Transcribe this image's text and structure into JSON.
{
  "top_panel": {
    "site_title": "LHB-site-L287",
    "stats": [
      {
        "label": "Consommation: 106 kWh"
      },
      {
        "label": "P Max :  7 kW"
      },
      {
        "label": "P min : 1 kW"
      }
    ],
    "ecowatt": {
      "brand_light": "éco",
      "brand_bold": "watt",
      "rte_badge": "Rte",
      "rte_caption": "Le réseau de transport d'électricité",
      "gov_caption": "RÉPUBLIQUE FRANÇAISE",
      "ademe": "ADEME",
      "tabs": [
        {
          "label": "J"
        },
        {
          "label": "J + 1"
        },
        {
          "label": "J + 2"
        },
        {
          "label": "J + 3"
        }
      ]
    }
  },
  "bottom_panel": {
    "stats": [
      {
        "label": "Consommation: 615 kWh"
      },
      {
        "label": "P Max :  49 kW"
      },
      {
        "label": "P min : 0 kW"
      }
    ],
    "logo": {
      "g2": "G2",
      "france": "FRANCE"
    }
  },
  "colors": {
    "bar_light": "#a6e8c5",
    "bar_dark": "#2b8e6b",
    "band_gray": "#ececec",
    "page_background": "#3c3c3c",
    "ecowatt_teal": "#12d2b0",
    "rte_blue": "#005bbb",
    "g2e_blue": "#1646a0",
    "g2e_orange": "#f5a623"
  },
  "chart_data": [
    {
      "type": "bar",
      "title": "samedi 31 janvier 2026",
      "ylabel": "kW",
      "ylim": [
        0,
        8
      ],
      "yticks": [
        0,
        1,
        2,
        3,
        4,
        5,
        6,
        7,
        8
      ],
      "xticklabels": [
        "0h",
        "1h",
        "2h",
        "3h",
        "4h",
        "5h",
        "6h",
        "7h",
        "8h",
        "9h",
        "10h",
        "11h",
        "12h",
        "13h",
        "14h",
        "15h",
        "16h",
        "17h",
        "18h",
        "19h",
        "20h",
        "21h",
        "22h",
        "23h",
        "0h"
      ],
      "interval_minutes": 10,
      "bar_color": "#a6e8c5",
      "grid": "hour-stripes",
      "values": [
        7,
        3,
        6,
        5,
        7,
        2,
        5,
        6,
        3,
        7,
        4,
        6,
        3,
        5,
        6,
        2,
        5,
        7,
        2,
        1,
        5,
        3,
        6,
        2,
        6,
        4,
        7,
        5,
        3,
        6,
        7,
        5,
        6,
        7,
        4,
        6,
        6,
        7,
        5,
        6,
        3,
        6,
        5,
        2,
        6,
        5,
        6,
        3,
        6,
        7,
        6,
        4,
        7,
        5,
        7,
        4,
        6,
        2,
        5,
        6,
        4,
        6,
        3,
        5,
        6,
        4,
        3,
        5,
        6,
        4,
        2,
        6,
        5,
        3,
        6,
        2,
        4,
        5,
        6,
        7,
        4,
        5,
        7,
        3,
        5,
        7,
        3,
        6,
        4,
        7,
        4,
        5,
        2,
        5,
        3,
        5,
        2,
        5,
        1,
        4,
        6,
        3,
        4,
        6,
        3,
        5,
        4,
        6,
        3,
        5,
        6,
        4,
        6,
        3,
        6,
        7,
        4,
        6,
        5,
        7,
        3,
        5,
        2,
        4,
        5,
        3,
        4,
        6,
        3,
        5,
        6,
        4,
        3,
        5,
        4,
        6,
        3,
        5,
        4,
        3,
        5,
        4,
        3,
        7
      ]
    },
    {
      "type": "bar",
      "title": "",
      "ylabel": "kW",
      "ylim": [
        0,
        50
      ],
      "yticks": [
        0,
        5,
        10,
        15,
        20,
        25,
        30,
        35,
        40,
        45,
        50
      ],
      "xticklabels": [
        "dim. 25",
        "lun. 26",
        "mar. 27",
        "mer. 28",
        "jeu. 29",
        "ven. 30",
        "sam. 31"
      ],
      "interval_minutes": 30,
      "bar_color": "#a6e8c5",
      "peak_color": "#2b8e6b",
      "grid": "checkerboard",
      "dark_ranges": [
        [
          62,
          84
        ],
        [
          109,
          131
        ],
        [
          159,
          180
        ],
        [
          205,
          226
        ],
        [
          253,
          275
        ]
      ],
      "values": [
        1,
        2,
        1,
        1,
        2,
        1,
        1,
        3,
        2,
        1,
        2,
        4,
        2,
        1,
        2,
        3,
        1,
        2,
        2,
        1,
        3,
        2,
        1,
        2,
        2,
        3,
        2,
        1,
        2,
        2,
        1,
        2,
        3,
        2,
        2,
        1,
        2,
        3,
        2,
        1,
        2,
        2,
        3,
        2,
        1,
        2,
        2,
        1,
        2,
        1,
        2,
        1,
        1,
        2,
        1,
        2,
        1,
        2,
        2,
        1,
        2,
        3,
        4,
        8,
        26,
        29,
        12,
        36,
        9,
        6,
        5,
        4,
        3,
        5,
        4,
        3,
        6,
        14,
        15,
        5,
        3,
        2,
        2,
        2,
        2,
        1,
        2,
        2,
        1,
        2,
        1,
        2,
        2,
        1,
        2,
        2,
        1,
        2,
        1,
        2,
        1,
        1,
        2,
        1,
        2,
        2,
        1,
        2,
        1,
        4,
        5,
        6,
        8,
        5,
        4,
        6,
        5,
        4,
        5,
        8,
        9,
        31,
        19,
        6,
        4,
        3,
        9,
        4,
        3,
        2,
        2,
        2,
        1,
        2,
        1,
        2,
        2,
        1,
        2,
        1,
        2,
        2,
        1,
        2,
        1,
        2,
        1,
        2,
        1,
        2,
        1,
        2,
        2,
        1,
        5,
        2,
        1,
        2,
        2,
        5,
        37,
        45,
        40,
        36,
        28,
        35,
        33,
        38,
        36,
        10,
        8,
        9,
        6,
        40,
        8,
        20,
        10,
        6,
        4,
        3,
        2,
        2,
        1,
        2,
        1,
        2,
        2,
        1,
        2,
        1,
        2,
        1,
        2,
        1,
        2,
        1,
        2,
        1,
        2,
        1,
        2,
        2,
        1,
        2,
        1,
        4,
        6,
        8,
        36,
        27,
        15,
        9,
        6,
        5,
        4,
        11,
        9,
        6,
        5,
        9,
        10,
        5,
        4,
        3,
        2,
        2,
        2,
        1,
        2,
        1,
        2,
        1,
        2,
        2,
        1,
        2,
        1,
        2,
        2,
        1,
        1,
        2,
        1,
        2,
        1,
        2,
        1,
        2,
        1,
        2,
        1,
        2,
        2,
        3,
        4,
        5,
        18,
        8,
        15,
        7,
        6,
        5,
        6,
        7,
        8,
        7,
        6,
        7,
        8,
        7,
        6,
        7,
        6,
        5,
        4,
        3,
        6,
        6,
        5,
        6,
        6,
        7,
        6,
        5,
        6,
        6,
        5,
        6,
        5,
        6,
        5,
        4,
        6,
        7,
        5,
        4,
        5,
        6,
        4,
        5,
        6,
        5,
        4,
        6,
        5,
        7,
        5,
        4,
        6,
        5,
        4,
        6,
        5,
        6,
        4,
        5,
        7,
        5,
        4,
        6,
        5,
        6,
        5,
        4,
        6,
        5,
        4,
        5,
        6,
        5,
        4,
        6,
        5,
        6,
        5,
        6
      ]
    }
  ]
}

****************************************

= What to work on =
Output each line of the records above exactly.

= Exercise result =
Transcribe this image's text and structure into JSON.
{
  "top_panel": {
    "site_title": "LHB-site-L287",
    "stats": [
      {
        "label": "Consommation: 106 kWh"
      },
      {
        "label": "P Max :  7 kW"
      },
      {
        "label": "P min : 1 kW"
      }
    ],
    "ecowatt": {
      "brand_light": "éco",
      "brand_bold": "watt",
      "rte_badge": "Rte",
      "rte_caption": "Le réseau de transport d'électricité",
      "gov_caption": "RÉPUBLIQUE FRANÇAISE",
      "ademe": "ADEME",
      "tabs": [
        {
          "label": "J"
        },
        {
          "label": "J + 1"
        },
        {
          "label": "J + 2"
        },
        {
          "label": "J + 3"
        }
      ]
    }
  },
  "bottom_panel": {
    "stats": [
      {
        "label": "Consommation: 615 kWh"
      },
      {
        "label": "P Max :  49 kW"
      },
      {
        "label": "P min : 0 kW"
      }
    ],
    "logo": {
      "g2": "G2",
      "france": "FRANCE"
    }
  },
  "colors": {
    "bar_light": "#a6e8c5",
    "bar_dark": "#2b8e6b",
    "band_gray": "#ececec",
    "page_background": "#3c3c3c",
    "ecowatt_teal": "#12d2b0",
    "rte_blue": "#005bbb",
    "g2e_blue": "#1646a0",
    "g2e_orange": "#f5a623"
  },
  "chart_data": [
    {
      "type": "bar",
      "title": "samedi 31 janvier 2026",
      "ylabel": "kW",
      "ylim": [
        0,
        8
      ],
      "yticks": [
        0,
        1,
        2,
        3,
        4,
        5,
        6,
        7,
        8
      ],
      "xticklabels": [
        "0h",
        "1h",
        "2h",
        "3h",
        "4h",
        "5h",
        "6h",
        "7h",
        "8h",
        "9h",
        "10h",
        "11h",
        "12h",
        "13h",
        "14h",
        "15h",
        "16h",
        "17h",
        "18h",
        "19h",
        "20h",
        "21h",
        "22h",
        "23h",
        "0h"
      ],
      "interval_minutes": 10,
      "bar_color": "#a6e8c5",
      "grid": "hour-stripes",
      "values": [
        7,
        3,
        6,
        5,
        7,
        2,
        5,
        6,
        3,
        7,
        4,
        6,
        3,
        5,
        6,
        2,
        5,
        7,
        2,
        1,
        5,
        3,
        6,
        2,
        6,
        4,
        7,
        5,
        3,
        6,
        7,
        5,
        6,
        7,
        4,
        6,
        6,
        7,
        5,
        6,
        3,
        6,
        5,
        2,
        6,
        5,
        6,
        3,
        6,
        7,
        6,
        4,
        7,
        5,
        7,
        4,
        6,
        2,
        5,
        6,
        4,
        6,
        3,
        5,
        6,
        4,
        3,
        5,
        6,
        4,
        2,
        6,
        5,
        3,
        6,
        2,
        4,
        5,
        6,
        7,
        4,
        5,
        7,
        3,
        5,
        7,
        3,
        6,
        4,
        7,
        4,
        5,
        2,
        5,
        3,
        5,
        2,
        5,
        1,
        4,
        6,
        3,
        4,
        6,
        3,
        5,
        4,
        6,
        3,
        5,
        6,
        4,
        6,
        3,
        6,
        7,
        4,
        6,
        5,
        7,
        3,
        5,
        2,
        4,
        5,
        3,
        4,
        6,
        3,
        5,
        6,
        4,
        3,
        5,
        4,
        6,
        3,
        5,
        4,
        3,
        5,
        4,
        3,
        7
      ]
    },
    {
      "type": "bar",
      "title": "",
      "ylabel": "kW",
      "ylim": [
        0,
        50
      ],
      "yticks": [
        0,
        5,
        10,
        15,
        20,
        25,
        30,
        35,
        40,
        45,
        50
      ],
      "xticklabels": [
        "dim. 25",
        "lun. 26",
        "mar. 27",
        "mer. 28",
        "jeu. 29",
        "ven. 30",
        "sam. 31"
      ],
      "interval_minutes": 30,
      "bar_color": "#a6e8c5",
      "peak_color": "#2b8e6b",
      "grid": "checkerboard",
      "dark_ranges": [
        [
          62,
          84
        ],
        [
          109,
          131
        ],
        [
          159,
          180
        ],
        [
          205,
          226
        ],
        [
          253,
          275
        ]
      ],
      "values": [
        1,
        2,
        1,
        1,
        2,
        1,
        1,
        3,
        2,
        1,
        2,
        4,
        2,
        1,
        2,
        3,
        1,
        2,
        2,
        1,
        3,
        2,
        1,
        2,
        2,
        3,
        2,
        1,
        2,
        2,
        1,
        2,
        3,
        2,
        2,
        1,
        2,
        3,
        2,
        1,
        2,
        2,
        3,
        2,
        1,
        2,
        2,
        1,
        2,
        1,
        2,
        1,
        1,
        2,
        1,
        2,
        1,
        2,
        2,
        1,
        2,
        3,
        4,
        8,
        26,
        29,
        12,
        36,
        9,
        6,
        5,
        4,
        3,
        5,
        4,
        3,
        6,
        14,
        15,
        5,
        3,
        2,
        2,
        2,
        2,
        1,
        2,
        2,
        1,
        2,
        1,
        2,
        2,
        1,
        2,
        2,
        1,
        2,
        1,
        2,
        1,
        1,
        2,
        1,
        2,
        2,
        1,
        2,
        1,
        4,
        5,
        6,
        8,
        5,
        4,
        6,
        5,
        4,
        5,
        8,
        9,
        31,
        19,
        6,
        4,
        3,
        9,
        4,
        3,
        2,
        2,
        2,
        1,
        2,
        1,
        2,
        2,
        1,
        2,
        1,
        2,
        2,
        1,
        2,
        1,
        2,
        1,
        2,
        1,
        2,
        1,
        2,
        2,
        1,
        5,
        2,
        1,
        2,
        2,
        5,
        37,
        45,
        40,
        36,
        28,
        35,
        33,
        38,
        36,
        10,
        8,
        9,
        6,
        40,
        8,
        20,
        10,
        6,
        4,
        3,
        2,
        2,
        1,
        2,
        1,
        2,
        2,
        1,
        2,
        1,
        2,
        1,
        2,
        1,
        2,
        1,
        2,
        1,
        2,
        1,
        2,
        2,
        1,
        2,
        1,
        4,
        6,
        8,
        36,
        27,
        15,
        9,
        6,
        5,
        4,
        11,
        9,
        6,
        5,
        9,
        10,
        5,
        4,
        3,
        2,
        2,
        2,
        1,
        2,
        1,
        2,
        1,
        2,
        2,
        1,
        2,
        1,
        2,
        2,
        1,
        1,
        2,
        1,
        2,
        1,
        2,
        1,
        2,
        1,
        2,
        1,
        2,
        2,
        3,
        4,
        5,
        18,
        8,
        15,
        7,
        6,
        5,
        6,
        7,
        8,
        7,
        6,
        7,
        8,
        7,
        6,
        7,
        6,
        5,
        4,
        3,
        6,
        6,
        5,
        6,
        6,
        7,
        6,
        5,
        6,
        6,
        5,
        6,
        5,
        6,
        5,
        4,
        6,
        7,
        5,
        4,
        5,
        6,
        4,
        5,
        6,
        5,
        4,
        6,
        5,
        7,
        5,
        4,
        6,
        5,
        4,
        6,
        5,
        6,
        4,
        5,
        7,
        5,
        4,
        6,
        5,
        6,
        5,
        4,
        6,
        5,
        4,
        5,
        6,
        5,
        4,
        6,
        5,
        6,
        5,
        6
      ]
    }
  ]
}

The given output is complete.